*** Data for this task
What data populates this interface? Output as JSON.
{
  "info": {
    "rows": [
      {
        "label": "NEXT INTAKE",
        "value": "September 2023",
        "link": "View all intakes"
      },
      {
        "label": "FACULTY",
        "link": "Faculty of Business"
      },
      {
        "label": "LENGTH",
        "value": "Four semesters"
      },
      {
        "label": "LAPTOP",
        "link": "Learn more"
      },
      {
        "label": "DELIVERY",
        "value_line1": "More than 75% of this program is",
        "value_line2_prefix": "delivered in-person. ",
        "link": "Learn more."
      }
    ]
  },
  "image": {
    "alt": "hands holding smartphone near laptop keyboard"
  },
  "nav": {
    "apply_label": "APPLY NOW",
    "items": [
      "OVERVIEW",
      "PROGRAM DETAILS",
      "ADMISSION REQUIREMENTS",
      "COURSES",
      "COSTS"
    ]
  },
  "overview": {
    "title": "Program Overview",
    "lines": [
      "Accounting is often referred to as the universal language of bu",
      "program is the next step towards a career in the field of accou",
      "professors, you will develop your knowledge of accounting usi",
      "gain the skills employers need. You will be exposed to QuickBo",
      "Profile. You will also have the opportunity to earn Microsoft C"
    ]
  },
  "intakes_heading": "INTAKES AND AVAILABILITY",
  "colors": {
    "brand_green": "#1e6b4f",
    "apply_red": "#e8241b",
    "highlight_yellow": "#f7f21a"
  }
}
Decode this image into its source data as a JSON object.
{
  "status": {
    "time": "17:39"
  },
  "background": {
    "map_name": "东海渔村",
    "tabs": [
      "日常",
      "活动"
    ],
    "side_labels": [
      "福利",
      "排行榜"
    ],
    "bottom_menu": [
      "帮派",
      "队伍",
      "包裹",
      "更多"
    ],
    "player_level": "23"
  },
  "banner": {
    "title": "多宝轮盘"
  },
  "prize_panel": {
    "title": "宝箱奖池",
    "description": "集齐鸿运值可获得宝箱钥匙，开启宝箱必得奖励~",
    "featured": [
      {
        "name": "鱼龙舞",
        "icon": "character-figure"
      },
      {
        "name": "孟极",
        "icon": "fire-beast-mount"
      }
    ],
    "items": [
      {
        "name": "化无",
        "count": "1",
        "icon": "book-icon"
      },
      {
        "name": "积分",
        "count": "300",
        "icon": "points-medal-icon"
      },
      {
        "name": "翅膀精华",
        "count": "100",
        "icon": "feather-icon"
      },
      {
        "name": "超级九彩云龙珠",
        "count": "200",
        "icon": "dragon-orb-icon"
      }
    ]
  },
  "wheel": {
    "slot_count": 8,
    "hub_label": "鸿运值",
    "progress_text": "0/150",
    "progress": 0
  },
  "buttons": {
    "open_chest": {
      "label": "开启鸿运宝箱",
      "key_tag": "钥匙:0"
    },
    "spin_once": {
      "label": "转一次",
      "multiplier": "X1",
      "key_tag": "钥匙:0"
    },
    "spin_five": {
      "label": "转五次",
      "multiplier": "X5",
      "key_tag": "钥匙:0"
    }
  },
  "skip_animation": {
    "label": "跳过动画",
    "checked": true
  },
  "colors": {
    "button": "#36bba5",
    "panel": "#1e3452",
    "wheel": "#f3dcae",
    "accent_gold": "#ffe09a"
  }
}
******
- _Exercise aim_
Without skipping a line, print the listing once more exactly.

- _Finished exercise_
What data populates this interface? Output as JSON.
{
  "info": {
    "rows": [
      {
        "label": "NEXT INTAKE",
        "value": "September 2023",
        "link": "View all intakes"
      },
      {
        "label": "FACULTY",
        "link": "Faculty of Business"
      },
      {
        "label": "LENGTH",
        "value": "Four semesters"
      },
      {
        "label": "LAPTOP",
        "link": "Learn more"
      },
      {
        "label": "DELIVERY",
        "value_line1": "More than 75% of this program is",
        "value_line2_prefix": "delivered in-person. ",
        "link": "Learn more."
      }
    ]
  },
  "image": {
    "alt": "hands holding smartphone near laptop keyboard"
  },
  "nav": {
    "apply_label": "APPLY NOW",
    "items": [
      "OVERVIEW",
      "PROGRAM DETAILS",
      "ADMISSION REQUIREMENTS",
      "COURSES",
      "COSTS"
    ]
  },
  "overview": {
    "title": "Program Overview",
    "lines": [
      "Accounting is often referred to as the universal language of bu",
      "program is the next step towards a career in the field of accou",
      "professors, you will develop your knowledge of accounting usi",
      "gain the skills employers need. You will be exposed to QuickBo",
      "Profile. You will also have the opportunity to earn Microsoft C"
    ]
  },
  "intakes_heading": "INTAKES AND AVAILABILITY",
  "colors": {
    "brand_green": "#1e6b4f",
    "apply_red": "#e8241b",
    "highlight_yellow": "#f7f21a"
  }
}
Decode this image into its source data as a JSON object.
{
  "status": {
    "time": "17:39"
  },
  "background": {
    "map_name": "东海渔村",
    "tabs": [
      "日常",
      "活动"
    ],
    "side_labels": [
      "福利",
      "排行榜"
    ],
    "bottom_menu": [
      "帮派",
      "队伍",
      "包裹",
      "更多"
    ],
    "player_level": "23"
  },
  "banner": {
    "title": "多宝轮盘"
  },
  "prize_panel": {
    "title": "宝箱奖池",
    "description": "集齐鸿运值可获得宝箱钥匙，开启宝箱必得奖励~",
    "featured": [
      {
        "name": "鱼龙舞",
        "icon": "character-figure"
      },
      {
        "name": "孟极",
        "icon": "fire-beast-mount"
      }
    ],
    "items": [
      {
        "name": "化无",
        "count": "1",
        "icon": "book-icon"
      },
      {
        "name": "积分",
        "count": "300",
        "icon": "points-medal-icon"
      },
      {
        "name": "翅膀精华",
        "count": "100",
        "icon": "feather-icon"
      },
      {
        "name": "超级九彩云龙珠",
        "count": "200",
        "icon": "dragon-orb-icon"
      }
    ]
  },
  "wheel": {
    "slot_count": 8,
    "hub_label": "鸿运值",
    "progress_text": "0/150",
    "progress": 0
  },
  "buttons": {
    "open_chest": {
      "label": "开启鸿运宝箱",
      "key_tag": "钥匙:0"
    },
    "spin_once": {
      "label": "转一次",
      "multiplier": "X1",
      "key_tag": "钥匙:0"
    },
    "spin_five": {
      "label": "转五次",
      "multiplier": "X5",
      "key_tag": "钥匙:0"
    }
  },
  "skip_animation": {
    "label": "跳过动画",
    "checked": true
  },
  "colors": {
    "button": "#36bba5",
    "panel": "#1e3452",
    "wheel": "#f3dcae",
    "accent_gold": "#ffe09a"
  }
}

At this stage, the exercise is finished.